(Page and application data records)
※
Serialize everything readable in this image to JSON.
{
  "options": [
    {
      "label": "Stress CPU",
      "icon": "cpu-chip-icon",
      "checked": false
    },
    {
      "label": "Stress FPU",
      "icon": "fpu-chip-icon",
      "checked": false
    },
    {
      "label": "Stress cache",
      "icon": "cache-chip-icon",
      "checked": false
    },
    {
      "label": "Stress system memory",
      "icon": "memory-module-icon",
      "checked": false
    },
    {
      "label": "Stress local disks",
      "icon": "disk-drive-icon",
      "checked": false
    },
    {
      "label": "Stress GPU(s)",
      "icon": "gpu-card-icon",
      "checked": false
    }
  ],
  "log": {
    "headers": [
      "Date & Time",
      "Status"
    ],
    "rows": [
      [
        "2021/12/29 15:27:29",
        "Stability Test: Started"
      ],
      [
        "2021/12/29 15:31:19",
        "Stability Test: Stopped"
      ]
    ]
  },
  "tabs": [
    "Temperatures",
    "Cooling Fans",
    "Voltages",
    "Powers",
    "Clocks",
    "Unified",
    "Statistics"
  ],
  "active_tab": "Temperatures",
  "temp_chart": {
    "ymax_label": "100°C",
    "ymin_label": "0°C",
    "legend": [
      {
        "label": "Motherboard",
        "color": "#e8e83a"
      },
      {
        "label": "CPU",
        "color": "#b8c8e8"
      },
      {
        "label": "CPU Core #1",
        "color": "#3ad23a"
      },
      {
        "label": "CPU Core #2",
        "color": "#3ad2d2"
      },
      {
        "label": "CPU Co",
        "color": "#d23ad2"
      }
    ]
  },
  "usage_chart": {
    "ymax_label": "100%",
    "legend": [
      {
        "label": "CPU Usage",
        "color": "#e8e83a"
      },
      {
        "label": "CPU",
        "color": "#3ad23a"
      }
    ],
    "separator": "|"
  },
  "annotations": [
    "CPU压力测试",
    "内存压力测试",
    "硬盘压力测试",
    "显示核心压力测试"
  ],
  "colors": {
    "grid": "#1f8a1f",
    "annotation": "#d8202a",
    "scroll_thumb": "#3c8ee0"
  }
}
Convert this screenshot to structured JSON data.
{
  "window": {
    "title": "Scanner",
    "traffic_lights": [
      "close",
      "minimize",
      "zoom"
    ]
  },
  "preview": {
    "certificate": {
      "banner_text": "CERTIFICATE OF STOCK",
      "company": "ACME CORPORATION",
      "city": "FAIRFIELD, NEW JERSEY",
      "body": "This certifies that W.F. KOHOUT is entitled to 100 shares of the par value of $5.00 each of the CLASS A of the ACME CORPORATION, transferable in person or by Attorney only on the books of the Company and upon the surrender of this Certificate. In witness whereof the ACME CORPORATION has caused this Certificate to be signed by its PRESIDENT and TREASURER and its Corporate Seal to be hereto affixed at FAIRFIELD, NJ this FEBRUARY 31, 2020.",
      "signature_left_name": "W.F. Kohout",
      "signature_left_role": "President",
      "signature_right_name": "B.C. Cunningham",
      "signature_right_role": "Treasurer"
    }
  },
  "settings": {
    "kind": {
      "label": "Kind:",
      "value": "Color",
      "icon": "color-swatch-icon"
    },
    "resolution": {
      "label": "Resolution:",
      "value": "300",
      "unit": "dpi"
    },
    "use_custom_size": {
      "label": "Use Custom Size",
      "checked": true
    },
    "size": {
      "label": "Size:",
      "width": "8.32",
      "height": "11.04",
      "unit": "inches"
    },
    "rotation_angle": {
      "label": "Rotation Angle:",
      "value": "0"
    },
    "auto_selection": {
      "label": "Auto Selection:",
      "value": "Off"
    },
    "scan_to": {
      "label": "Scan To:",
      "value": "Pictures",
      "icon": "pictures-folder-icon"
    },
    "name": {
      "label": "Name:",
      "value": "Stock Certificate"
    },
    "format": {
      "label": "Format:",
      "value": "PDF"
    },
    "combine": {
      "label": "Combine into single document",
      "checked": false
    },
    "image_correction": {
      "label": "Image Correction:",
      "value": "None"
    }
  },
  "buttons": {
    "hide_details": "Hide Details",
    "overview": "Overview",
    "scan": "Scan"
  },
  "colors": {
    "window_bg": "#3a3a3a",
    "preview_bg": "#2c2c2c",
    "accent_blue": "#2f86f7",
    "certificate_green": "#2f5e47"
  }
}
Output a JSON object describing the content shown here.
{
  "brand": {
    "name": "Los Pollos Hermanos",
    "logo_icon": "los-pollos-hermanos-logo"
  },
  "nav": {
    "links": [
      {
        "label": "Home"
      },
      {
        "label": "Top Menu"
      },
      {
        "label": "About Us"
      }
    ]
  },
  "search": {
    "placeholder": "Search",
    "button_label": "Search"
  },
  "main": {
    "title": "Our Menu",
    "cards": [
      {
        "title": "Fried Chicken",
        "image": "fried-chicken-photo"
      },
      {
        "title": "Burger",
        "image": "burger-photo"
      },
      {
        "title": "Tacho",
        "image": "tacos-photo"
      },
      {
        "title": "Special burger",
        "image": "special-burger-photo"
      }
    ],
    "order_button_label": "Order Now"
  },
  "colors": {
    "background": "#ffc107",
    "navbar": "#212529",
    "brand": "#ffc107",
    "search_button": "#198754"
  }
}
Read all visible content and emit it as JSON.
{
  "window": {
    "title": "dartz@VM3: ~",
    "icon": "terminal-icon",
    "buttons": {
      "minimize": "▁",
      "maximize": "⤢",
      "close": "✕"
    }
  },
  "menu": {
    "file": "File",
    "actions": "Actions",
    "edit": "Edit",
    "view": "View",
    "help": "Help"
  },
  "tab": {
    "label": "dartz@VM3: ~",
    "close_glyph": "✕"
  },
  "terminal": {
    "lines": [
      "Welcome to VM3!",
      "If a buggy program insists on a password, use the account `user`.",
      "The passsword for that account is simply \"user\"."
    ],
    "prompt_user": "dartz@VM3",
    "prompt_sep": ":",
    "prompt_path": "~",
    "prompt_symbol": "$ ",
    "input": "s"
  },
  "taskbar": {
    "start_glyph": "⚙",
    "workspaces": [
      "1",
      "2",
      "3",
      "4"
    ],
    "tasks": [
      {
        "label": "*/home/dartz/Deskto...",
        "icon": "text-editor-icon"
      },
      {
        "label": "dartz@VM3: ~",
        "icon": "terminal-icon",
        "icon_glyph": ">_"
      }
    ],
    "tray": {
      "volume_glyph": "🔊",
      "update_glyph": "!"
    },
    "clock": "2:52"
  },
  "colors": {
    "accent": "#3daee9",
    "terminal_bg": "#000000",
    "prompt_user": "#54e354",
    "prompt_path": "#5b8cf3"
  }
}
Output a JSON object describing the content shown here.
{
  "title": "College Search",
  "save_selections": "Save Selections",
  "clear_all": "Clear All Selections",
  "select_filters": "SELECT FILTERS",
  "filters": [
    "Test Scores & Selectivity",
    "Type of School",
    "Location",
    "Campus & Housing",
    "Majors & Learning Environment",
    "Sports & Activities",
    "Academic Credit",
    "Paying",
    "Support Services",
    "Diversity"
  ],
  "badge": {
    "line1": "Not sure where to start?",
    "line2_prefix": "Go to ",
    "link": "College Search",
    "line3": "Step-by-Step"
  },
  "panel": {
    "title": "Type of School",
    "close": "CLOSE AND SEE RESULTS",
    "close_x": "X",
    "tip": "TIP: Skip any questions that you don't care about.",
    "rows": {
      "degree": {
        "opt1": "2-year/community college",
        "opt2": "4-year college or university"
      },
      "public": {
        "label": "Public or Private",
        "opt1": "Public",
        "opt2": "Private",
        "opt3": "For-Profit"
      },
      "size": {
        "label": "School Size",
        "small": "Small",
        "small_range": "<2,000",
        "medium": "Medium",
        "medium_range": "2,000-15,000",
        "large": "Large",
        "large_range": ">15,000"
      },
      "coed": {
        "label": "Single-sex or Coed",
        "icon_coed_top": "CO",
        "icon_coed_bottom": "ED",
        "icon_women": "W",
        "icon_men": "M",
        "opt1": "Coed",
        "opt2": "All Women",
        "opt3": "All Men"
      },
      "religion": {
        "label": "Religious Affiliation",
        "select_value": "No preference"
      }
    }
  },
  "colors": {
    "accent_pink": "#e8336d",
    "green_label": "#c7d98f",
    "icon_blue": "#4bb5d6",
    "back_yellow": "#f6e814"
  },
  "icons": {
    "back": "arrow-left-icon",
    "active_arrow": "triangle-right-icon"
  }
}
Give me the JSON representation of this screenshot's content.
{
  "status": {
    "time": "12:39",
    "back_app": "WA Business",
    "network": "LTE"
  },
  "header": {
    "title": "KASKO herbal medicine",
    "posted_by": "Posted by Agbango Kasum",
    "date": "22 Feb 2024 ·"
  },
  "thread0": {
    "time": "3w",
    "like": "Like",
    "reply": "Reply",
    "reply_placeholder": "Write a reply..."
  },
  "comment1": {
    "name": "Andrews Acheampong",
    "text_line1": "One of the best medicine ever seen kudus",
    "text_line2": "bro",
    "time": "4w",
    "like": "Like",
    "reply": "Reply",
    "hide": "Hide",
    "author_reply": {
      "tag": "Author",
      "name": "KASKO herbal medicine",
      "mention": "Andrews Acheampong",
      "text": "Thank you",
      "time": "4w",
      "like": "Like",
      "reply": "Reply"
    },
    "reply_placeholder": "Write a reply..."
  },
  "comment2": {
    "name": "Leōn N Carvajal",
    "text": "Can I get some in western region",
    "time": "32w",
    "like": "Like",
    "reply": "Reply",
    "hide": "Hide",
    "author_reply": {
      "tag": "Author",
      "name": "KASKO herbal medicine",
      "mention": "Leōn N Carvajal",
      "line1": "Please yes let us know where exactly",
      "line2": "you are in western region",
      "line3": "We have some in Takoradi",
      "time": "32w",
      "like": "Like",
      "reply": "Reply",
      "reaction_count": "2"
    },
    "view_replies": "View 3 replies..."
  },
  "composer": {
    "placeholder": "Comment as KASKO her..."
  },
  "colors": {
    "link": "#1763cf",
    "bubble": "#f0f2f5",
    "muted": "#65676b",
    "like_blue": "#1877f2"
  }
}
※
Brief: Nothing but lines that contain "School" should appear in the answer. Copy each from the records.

Your solution:
    "Type of School",
    "title": "Type of School",
        "label": "School Size",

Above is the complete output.